Please give the count of lines below with the string "meta" in them, and no other words.
*** Exercise data
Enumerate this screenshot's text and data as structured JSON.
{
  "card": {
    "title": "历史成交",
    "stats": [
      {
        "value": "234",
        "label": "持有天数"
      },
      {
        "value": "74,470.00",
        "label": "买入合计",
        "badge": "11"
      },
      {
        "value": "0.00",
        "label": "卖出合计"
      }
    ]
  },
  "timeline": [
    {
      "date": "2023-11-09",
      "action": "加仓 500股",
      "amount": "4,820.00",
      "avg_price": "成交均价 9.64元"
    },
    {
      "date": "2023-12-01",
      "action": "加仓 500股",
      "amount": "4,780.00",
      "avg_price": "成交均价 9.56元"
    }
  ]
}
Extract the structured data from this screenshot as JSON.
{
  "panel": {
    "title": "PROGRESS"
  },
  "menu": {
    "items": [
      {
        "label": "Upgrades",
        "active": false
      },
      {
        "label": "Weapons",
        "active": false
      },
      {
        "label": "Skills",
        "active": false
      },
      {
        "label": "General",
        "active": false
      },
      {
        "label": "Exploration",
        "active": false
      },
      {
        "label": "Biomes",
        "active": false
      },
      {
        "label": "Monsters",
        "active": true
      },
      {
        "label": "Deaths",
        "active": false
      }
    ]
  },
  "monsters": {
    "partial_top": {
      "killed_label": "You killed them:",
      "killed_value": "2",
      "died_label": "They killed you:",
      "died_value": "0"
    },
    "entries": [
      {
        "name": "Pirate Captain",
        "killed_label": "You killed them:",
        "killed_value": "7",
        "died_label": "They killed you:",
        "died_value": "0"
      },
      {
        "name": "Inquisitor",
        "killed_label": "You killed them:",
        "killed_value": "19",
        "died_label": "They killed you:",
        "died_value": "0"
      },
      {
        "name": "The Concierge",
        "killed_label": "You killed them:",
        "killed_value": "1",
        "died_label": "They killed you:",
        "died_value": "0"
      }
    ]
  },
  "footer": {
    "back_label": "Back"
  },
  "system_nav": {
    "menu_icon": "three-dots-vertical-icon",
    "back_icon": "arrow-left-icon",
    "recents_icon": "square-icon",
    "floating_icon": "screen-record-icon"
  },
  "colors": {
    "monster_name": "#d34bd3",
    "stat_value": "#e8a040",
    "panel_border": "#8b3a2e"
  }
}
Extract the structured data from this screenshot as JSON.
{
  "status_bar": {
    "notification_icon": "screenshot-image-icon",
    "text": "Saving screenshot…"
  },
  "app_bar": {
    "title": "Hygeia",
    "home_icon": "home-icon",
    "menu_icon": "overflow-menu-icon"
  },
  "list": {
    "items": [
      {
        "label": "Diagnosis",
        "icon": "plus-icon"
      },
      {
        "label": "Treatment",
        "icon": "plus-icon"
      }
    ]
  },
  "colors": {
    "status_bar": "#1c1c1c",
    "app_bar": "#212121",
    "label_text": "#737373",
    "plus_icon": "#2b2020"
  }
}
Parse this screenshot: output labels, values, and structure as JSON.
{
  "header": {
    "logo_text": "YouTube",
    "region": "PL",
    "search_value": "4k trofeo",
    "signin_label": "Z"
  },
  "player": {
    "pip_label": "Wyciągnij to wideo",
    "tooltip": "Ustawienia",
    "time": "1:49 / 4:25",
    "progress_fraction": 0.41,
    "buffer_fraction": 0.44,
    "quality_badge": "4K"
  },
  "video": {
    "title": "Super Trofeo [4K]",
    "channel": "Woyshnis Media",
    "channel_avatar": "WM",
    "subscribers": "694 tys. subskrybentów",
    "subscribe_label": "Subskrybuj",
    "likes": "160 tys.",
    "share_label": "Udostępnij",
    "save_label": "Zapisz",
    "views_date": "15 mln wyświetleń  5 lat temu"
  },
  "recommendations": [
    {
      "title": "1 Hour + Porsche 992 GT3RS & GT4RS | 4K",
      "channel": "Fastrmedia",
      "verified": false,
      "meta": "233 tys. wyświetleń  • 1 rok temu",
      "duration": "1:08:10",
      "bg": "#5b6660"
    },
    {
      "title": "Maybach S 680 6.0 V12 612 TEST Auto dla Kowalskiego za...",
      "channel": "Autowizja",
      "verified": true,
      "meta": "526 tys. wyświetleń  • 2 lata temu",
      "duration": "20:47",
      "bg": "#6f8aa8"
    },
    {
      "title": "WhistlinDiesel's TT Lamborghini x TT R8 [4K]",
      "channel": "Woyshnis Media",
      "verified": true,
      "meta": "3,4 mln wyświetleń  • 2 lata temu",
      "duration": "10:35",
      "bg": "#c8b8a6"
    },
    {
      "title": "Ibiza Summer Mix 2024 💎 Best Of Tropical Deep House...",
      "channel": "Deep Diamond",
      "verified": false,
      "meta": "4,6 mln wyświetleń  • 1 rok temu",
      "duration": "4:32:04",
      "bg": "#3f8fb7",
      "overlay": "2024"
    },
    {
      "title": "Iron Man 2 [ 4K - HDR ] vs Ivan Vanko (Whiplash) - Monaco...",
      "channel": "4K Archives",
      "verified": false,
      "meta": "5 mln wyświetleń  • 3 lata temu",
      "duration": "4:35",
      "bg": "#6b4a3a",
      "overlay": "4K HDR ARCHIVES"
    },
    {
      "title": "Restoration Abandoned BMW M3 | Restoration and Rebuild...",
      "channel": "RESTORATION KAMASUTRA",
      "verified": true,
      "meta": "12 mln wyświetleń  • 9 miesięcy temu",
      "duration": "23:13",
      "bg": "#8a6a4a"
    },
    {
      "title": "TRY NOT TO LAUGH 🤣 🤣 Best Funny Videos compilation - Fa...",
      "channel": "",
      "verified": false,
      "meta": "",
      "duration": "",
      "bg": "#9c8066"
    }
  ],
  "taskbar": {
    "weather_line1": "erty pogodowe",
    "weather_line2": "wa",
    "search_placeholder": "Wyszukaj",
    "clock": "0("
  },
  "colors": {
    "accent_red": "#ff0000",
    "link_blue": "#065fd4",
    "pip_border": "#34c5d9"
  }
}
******
• **Task response**: 7